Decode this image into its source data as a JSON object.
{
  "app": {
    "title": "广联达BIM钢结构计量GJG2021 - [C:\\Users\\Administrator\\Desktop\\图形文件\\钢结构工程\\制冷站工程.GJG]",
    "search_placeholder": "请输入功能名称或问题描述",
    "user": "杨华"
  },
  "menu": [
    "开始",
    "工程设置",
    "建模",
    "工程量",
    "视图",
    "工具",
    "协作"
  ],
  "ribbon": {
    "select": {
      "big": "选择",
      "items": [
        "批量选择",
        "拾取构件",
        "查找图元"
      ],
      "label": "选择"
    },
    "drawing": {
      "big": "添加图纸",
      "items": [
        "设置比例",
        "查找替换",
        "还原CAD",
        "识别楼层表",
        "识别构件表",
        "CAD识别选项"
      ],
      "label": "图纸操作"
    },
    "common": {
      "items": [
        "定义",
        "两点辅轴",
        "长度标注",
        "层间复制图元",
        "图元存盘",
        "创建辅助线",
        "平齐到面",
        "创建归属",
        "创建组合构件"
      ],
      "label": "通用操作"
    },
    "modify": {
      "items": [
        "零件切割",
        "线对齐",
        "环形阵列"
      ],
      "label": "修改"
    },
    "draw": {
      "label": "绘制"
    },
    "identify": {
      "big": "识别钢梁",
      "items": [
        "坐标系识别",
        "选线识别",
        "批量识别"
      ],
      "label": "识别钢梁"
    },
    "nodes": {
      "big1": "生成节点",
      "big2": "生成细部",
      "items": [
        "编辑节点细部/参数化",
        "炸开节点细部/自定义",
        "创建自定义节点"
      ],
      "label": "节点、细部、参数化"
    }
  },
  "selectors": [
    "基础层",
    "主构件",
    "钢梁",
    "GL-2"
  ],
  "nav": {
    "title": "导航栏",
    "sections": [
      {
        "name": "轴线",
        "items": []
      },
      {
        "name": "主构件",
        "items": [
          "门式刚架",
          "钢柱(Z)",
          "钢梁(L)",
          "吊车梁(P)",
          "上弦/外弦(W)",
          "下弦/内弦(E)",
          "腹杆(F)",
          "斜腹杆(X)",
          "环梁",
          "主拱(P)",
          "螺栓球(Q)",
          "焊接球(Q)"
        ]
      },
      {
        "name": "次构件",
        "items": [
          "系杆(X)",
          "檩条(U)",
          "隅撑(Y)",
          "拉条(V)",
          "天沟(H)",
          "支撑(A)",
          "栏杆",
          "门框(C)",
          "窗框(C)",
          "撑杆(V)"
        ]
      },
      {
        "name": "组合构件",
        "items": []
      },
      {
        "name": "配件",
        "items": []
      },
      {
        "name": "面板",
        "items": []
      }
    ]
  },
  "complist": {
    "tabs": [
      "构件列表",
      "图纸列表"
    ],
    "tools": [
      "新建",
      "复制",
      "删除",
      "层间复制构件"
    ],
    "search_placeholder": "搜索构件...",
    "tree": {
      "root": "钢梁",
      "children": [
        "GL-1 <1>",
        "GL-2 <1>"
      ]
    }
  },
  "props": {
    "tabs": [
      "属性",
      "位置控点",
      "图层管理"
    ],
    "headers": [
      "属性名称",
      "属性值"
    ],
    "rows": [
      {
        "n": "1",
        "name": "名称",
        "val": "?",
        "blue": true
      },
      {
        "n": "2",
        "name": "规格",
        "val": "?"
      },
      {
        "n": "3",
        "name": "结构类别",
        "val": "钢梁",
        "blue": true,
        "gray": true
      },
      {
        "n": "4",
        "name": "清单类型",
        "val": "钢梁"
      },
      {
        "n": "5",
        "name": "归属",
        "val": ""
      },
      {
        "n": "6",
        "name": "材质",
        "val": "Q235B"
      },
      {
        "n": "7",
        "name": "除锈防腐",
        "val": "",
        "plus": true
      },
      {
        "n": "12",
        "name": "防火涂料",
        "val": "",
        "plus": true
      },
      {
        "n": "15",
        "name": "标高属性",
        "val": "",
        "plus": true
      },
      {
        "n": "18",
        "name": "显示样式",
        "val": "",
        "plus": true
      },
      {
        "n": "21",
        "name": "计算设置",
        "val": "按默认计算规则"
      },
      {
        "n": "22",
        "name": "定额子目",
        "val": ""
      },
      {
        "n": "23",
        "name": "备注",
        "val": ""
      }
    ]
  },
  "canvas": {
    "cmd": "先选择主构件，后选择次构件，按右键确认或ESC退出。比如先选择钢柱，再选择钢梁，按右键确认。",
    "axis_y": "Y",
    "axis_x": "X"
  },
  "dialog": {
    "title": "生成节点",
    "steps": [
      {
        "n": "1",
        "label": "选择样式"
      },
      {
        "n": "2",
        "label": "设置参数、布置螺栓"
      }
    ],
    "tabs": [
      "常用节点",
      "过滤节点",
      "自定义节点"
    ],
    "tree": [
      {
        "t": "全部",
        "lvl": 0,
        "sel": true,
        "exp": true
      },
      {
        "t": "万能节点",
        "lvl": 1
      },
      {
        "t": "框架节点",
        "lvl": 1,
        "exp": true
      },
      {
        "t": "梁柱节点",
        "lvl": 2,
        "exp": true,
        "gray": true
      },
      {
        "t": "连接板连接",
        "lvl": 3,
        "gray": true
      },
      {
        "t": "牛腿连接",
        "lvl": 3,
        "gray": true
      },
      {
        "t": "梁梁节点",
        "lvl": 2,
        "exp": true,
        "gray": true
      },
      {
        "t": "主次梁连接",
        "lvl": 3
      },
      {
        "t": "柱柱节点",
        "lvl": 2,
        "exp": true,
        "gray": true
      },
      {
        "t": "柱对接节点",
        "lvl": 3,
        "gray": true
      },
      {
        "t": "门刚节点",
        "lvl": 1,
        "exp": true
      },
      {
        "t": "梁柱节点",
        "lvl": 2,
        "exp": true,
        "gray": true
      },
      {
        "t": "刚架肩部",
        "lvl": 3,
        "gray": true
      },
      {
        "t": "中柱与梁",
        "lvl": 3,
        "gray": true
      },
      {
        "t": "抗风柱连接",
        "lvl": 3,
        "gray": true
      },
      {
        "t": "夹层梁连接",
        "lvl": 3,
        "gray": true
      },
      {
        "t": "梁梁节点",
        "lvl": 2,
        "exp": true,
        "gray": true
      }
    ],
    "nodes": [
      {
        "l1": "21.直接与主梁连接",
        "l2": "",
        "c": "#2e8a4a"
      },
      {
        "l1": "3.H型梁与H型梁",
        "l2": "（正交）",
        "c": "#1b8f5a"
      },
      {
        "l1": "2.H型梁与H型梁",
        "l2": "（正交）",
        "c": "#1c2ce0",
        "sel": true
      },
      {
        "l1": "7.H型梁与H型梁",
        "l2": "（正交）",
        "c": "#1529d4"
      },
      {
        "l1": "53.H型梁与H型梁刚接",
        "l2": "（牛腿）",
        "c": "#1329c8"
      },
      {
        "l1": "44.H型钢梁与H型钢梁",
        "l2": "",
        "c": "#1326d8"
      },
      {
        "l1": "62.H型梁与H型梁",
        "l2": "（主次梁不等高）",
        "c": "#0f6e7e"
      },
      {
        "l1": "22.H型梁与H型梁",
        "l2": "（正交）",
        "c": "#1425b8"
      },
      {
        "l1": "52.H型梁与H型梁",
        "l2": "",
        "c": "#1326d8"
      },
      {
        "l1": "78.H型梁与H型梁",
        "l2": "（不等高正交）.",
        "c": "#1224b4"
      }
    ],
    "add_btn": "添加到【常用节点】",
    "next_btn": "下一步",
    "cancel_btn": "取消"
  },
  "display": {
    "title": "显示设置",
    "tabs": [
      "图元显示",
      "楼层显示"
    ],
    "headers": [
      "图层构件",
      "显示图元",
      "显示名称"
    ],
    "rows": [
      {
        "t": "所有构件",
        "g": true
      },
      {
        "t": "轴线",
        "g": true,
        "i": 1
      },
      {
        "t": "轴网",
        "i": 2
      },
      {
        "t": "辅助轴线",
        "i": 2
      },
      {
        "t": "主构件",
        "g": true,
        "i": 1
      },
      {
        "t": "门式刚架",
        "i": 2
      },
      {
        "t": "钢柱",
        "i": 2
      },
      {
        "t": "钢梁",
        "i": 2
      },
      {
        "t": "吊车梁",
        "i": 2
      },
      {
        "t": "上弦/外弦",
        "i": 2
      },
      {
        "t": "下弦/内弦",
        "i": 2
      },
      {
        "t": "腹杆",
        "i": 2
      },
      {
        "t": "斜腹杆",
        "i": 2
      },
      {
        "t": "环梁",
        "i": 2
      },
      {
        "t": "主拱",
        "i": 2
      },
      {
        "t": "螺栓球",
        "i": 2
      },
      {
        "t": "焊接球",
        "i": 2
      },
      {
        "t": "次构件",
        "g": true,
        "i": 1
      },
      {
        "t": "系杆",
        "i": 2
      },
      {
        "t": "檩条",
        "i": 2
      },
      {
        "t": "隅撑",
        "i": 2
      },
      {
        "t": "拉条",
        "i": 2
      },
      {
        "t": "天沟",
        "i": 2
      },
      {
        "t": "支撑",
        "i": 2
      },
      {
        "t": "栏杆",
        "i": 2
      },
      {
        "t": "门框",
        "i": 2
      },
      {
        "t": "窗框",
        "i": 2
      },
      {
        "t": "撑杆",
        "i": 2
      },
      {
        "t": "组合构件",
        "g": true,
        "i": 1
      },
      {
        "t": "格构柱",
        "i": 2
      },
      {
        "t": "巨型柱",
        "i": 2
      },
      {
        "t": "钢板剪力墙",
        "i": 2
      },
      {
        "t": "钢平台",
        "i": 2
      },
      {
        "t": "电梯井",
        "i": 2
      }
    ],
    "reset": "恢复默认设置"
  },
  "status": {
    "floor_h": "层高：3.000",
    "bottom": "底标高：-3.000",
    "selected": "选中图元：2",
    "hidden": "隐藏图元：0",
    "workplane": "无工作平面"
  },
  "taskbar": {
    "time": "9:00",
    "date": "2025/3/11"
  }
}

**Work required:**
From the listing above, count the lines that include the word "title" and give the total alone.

**Solution:**
4